- [Problem requirements]: Give back every record below precisely as written.

- [Data records]:

::::::::::

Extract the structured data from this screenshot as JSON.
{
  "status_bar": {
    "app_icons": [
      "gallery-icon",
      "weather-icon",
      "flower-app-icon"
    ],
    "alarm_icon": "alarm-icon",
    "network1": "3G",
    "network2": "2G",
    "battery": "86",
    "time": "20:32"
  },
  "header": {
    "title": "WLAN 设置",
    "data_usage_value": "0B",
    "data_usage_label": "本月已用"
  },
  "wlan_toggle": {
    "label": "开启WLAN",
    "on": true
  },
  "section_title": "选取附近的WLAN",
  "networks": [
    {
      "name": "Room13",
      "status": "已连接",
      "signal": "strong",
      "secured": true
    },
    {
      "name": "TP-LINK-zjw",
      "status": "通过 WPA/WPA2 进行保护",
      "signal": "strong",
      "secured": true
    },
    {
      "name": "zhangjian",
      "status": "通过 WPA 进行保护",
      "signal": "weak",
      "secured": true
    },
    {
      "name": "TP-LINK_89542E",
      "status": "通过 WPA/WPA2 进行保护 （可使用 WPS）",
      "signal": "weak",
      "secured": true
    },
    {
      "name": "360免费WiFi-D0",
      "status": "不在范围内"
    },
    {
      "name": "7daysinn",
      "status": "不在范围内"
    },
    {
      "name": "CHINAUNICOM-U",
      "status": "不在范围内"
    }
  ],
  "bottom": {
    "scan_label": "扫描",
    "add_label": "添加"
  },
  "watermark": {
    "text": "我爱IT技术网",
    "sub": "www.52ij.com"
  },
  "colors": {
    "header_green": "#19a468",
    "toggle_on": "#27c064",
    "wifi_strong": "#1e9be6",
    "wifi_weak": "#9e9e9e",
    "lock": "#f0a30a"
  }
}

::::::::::

- [Response to this exercise]:
Extract the structured data from this screenshot as JSON.
{
  "status_bar": {
    "app_icons": [
      "gallery-icon",
      "weather-icon",
      "flower-app-icon"
    ],
    "alarm_icon": "alarm-icon",
    "network1": "3G",
    "network2": "2G",
    "battery": "86",
    "time": "20:32"
  },
  "header": {
    "title": "WLAN 设置",
    "data_usage_value": "0B",
    "data_usage_label": "本月已用"
  },
  "wlan_toggle": {
    "label": "开启WLAN",
    "on": true
  },
  "section_title": "选取附近的WLAN",
  "networks": [
    {
      "name": "Room13",
      "status": "已连接",
      "signal": "strong",
      "secured": true
    },
    {
      "name": "TP-LINK-zjw",
      "status": "通过 WPA/WPA2 进行保护",
      "signal": "strong",
      "secured": true
    },
    {
      "name": "zhangjian",
      "status": "通过 WPA 进行保护",
      "signal": "weak",
      "secured": true
    },
    {
      "name": "TP-LINK_89542E",
      "status": "通过 WPA/WPA2 进行保护 （可使用 WPS）",
      "signal": "weak",
      "secured": true
    },
    {
      "name": "360免费WiFi-D0",
      "status": "不在范围内"
    },
    {
      "name": "7daysinn",
      "status": "不在范围内"
    },
    {
      "name": "CHINAUNICOM-U",
      "status": "不在范围内"
    }
  ],
  "bottom": {
    "scan_label": "扫描",
    "add_label": "添加"
  },
  "watermark": {
    "text": "我爱IT技术网",
    "sub": "www.52ij.com"
  },
  "colors": {
    "header_green": "#19a468",
    "toggle_on": "#27c064",
    "wifi_strong": "#1e9be6",
    "wifi_weak": "#9e9e9e",
    "lock": "#f0a30a"
  }
}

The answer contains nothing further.